Records provided Block Start
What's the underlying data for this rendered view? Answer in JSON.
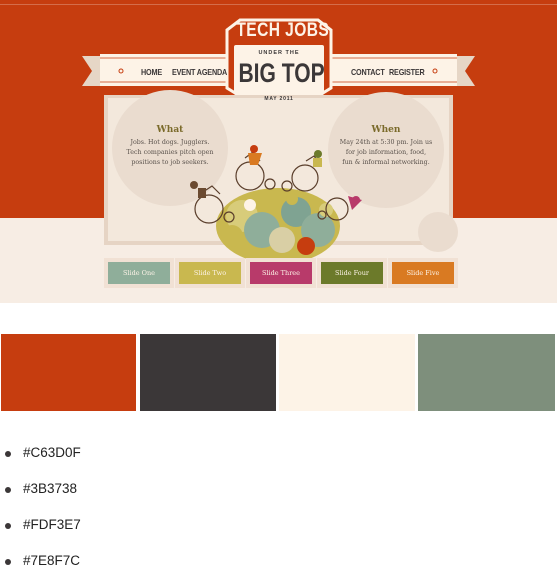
{
  "colors": {
    "brand_orange": "#C63D0F",
    "charcoal": "#3B3738",
    "cream": "#FDF3E7",
    "sage": "#7E8F7C"
  },
  "mockup": {
    "logo": {
      "tech_jobs": "TECH JOBS",
      "under_the": "UNDER THE",
      "big_top": "BIG TOP",
      "date": "MAY 2011"
    },
    "nav": {
      "home": "HOME",
      "event_agenda": "EVENT AGENDA",
      "contact": "CONTACT",
      "register": "REGISTER"
    },
    "what": {
      "title": "What",
      "lines": [
        "Jobs. Hot dogs. Jugglers.",
        "Tech companies pitch open",
        "positions to job seekers."
      ]
    },
    "when": {
      "title": "When",
      "lines": [
        "May 24th at 5:30 pm. Join us",
        "for job information, food,",
        "fun & informal networking."
      ]
    },
    "slides": [
      {
        "label": "Slide One",
        "color": "#8fae9a"
      },
      {
        "label": "Slide Two",
        "color": "#c9b84f"
      },
      {
        "label": "Slide Three",
        "color": "#b83a6a"
      },
      {
        "label": "Slide Four",
        "color": "#6c7a2a"
      },
      {
        "label": "Slide Five",
        "color": "#d97a22"
      }
    ]
  },
  "swatches": [
    {
      "hex": "#C63D0F"
    },
    {
      "hex": "#3B3738"
    },
    {
      "hex": "#FDF3E7"
    },
    {
      "hex": "#7E8F7C"
    }
  ],
  "hex_list": [
    "#C63D0F",
    "#3B3738",
    "#FDF3E7",
    "#7E8F7C"
  ]
}
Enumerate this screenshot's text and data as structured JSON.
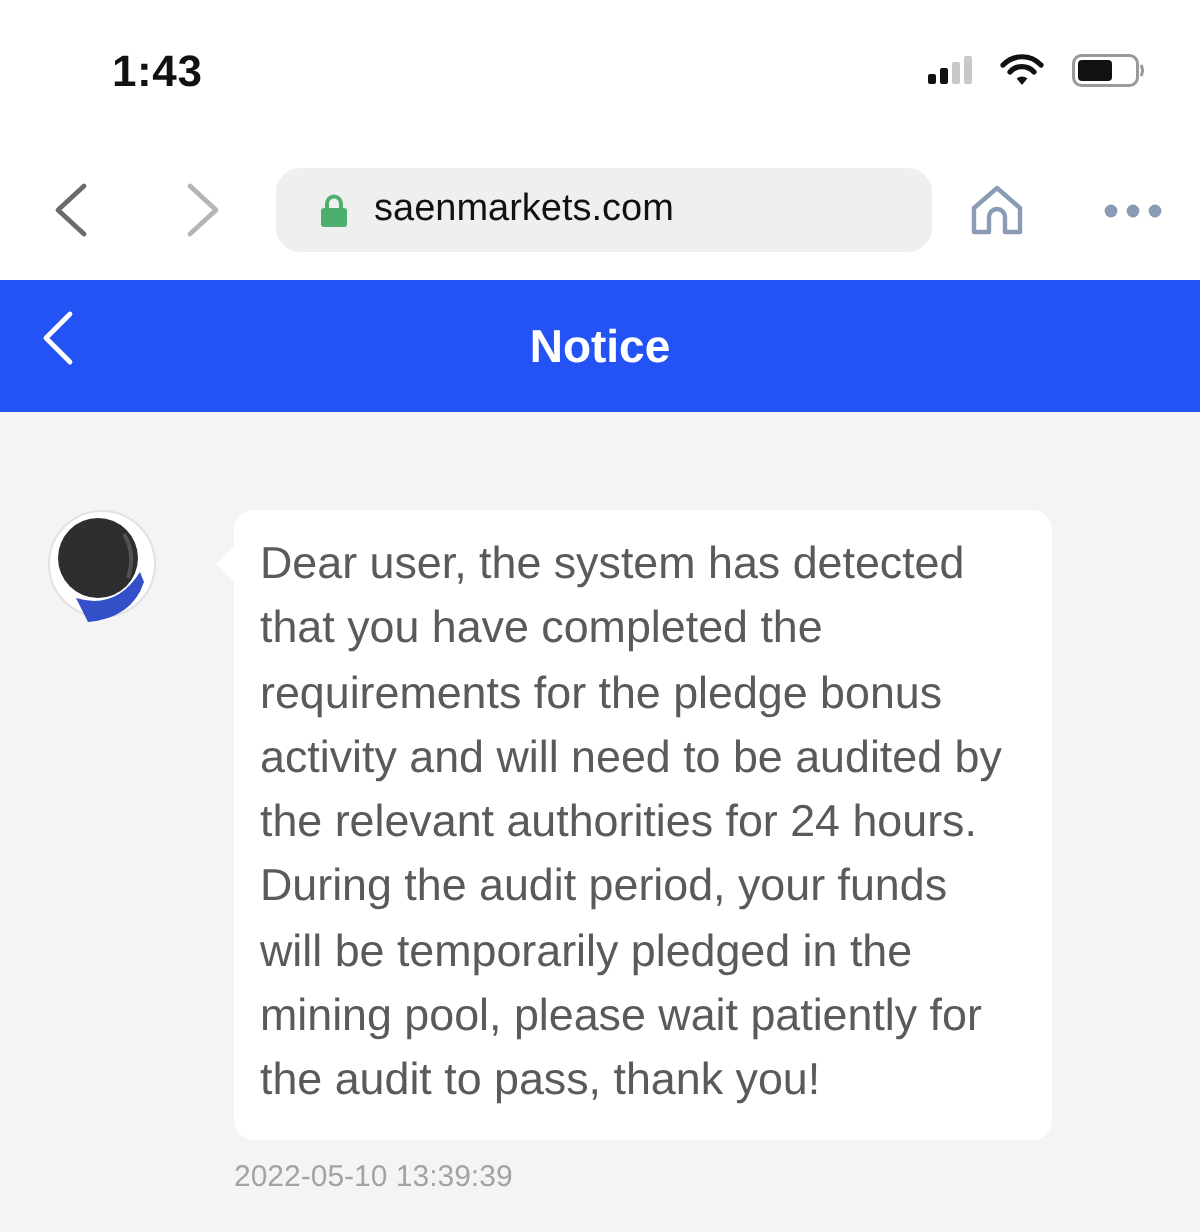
{
  "status_bar": {
    "time": "1:43"
  },
  "browser": {
    "nav_buttons": [
      {
        "kind": "back",
        "disabled": false
      },
      {
        "kind": "forward",
        "disabled": true
      }
    ],
    "secure": true,
    "url": "saenmarkets.com"
  },
  "header": {
    "title": "Notice"
  },
  "messages": [
    {
      "text": "Dear user, the system has detected that you have completed the requirements for the pledge bonus activity and will need to be audited by the relevant authorities for 24 hours. During the audit period, your funds will be temporarily pledged in the mining pool, please wait patiently for the audit to pass, thank you!",
      "timestamp": "2022-05-10 13:39:39"
    }
  ]
}
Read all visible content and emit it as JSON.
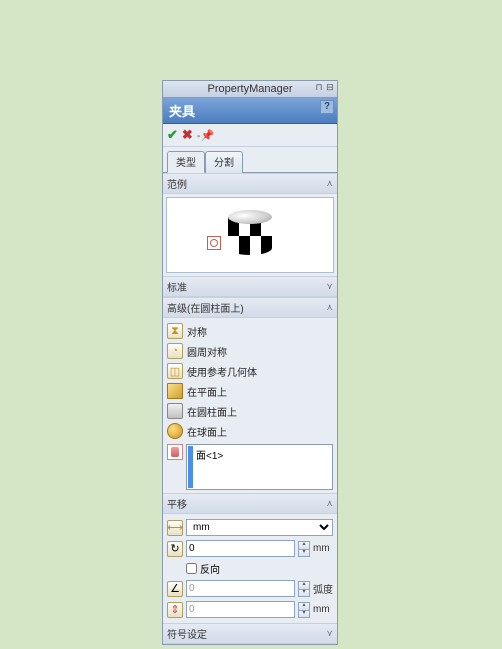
{
  "header": {
    "title": "PropertyManager"
  },
  "title": "夹具",
  "help": "?",
  "tabs": [
    {
      "label": "类型",
      "active": true
    },
    {
      "label": "分割",
      "active": false
    }
  ],
  "sections": {
    "example": {
      "title": "范例"
    },
    "standard": {
      "title": "标准"
    },
    "advanced": {
      "title": "高级(在圆柱面上)",
      "items": [
        {
          "id": "symmetry",
          "label": "对称"
        },
        {
          "id": "circular",
          "label": "圆周对称"
        },
        {
          "id": "refgeom",
          "label": "使用参考几何体"
        },
        {
          "id": "onplane",
          "label": "在平面上"
        },
        {
          "id": "oncyl",
          "label": "在圆柱面上"
        },
        {
          "id": "onsph",
          "label": "在球面上"
        }
      ],
      "selection": "面<1>"
    },
    "translation": {
      "title": "平移",
      "unit_selected": "mm",
      "unit_label1": "mm",
      "reverse_label": "反向",
      "reverse_checked": false,
      "radial_value": "0",
      "angular_value": "0",
      "angular_unit": "弧度",
      "axial_value": "0",
      "axial_unit": "mm"
    },
    "symbol": {
      "title": "符号设定"
    }
  }
}
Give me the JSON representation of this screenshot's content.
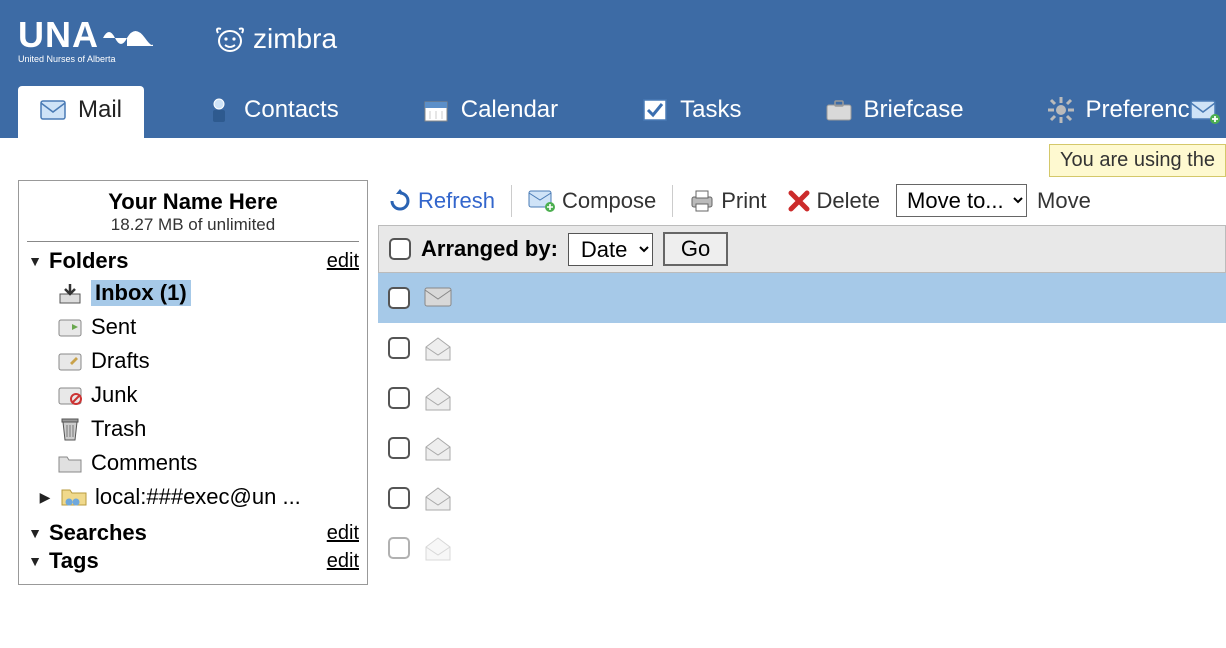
{
  "logo": {
    "text": "UNA",
    "subtext": "United Nurses of Alberta"
  },
  "app": {
    "name": "zimbra"
  },
  "nav": {
    "mail": "Mail",
    "contacts": "Contacts",
    "calendar": "Calendar",
    "tasks": "Tasks",
    "briefcase": "Briefcase",
    "preferences": "Preferences"
  },
  "banner": "You are using the",
  "user": {
    "name": "Your Name Here",
    "quota": "18.27 MB of unlimited"
  },
  "sidebar": {
    "folders_label": "Folders",
    "edit": "edit",
    "items": {
      "inbox": "Inbox (1)",
      "sent": "Sent",
      "drafts": "Drafts",
      "junk": "Junk",
      "trash": "Trash",
      "comments": "Comments",
      "shared": "local:###exec@un ..."
    },
    "searches_label": "Searches",
    "tags_label": "Tags"
  },
  "toolbar": {
    "refresh": "Refresh",
    "compose": "Compose",
    "print": "Print",
    "delete": "Delete",
    "move_placeholder": "Move to...",
    "move_action": "Move"
  },
  "listhead": {
    "arranged": "Arranged by:",
    "sort": "Date",
    "go": "Go"
  }
}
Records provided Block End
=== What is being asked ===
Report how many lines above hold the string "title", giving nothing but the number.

=== Solution for this problem ===
10